The Television (Cross-Carriage of Designated Events) Decree 2014 was revealed by the Attorney-General and Minister for Communications Aiyaz Sayed-Khaiyum yesterday.
The decree expands access to coverage of important televised events by requiring all of Fiji's free-to-air television broadcasters to air them.
The events include the FIFA World Cup, the Rugby World Cup (both 7s and 15s), the Rugby League World Cup, the IRB Sevens Series, the World Netball Championship, the Olympic Games, the Commonwealth Games, the Pacific Games, the Pacific Mini Games, the Coca-Cola Games, state funerals, general election results, the national budget address and parliament proceedings (question and answer sessions).
Mr Sayed-Khaiyum said in future the free-to-air television broadcasters which included FBC TV, Fiji TV and Mai TV must share the cost of the rights to the designated events as stipulated in the decree.
He said the amount each had to pay was in direct proportion to its share of the market.
Mr Sayed-Khaiyum said the market share was based on an independent viewership and listenership survey conducted by Clarus Research Group, an internationally-respected survey research firm based in Washington, DC.
According to the viewership research, 50 per cent preferred FBC TV, 43 per cent Fiji One while seven per cent watch Mai TV.
"We will be buying the rights to these events as a nation, rather than as individual companies.
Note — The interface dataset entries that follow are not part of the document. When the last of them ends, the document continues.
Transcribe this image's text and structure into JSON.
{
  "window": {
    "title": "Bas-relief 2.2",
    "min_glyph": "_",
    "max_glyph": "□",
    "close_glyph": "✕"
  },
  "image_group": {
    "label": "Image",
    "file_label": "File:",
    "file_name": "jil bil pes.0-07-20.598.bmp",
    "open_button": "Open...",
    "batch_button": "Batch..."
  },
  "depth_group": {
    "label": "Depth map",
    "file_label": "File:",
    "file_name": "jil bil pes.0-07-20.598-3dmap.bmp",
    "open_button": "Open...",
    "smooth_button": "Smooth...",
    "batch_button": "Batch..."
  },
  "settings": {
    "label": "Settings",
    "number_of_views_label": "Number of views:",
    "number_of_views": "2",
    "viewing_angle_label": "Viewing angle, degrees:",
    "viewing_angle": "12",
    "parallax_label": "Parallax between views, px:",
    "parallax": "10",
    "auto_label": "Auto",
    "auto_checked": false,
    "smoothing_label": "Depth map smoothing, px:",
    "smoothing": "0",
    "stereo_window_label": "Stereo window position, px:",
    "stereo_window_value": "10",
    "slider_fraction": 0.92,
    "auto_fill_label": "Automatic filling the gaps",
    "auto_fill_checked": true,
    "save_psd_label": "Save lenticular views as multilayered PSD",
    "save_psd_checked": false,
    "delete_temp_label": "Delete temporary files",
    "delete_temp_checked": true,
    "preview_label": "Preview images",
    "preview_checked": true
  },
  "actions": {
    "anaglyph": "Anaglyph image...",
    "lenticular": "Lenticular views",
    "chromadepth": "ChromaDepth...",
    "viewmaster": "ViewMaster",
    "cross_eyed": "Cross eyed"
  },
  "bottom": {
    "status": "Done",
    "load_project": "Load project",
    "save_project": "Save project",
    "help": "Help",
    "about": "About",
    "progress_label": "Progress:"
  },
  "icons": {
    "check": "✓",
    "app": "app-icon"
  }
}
This means that all Fijians now has a right to see all these events," he said.
"Under the new law, everybody who has access to at least one free-to-air station including FBC, Fiji TV or Mai TV will now be able to view coverage of the designated events."
Mr Sayed-Khaiyum said those station which have already acquired the rights to broadcast the designated events will have to submit the information to the ministry by Monday.
"All television companies are obligated to show designated events unless they can demonstrate to the Ministry of Communication that it is commercially not viable for them."
Mai TV, which holds the exclusive right to broadcast the 2014 FIFA World Cup, said the decree could assist the country in gaining more events.
However, company general manager Marc Santos said there needed to be a balanced process of appraisal for what was involved for each broadcaster in attaining those sports rights to ensure fair dispersal of those costs.
Mai TV has the smallest coverage and the only company of the three broadcasters consigned to the UHF frequency and this has affected its ability to compete since day one. He said the ministry has also revealed further plans for its national digital platform.
He added the new decree, in partnership with the implementation of this new digital "level playing field" would greatly add to the benefit of viewers across Fiji.
Mr Sayed-Khaiyum, who met with the executives of the three broadcasters yesterday, said all is "fine" with the new decree.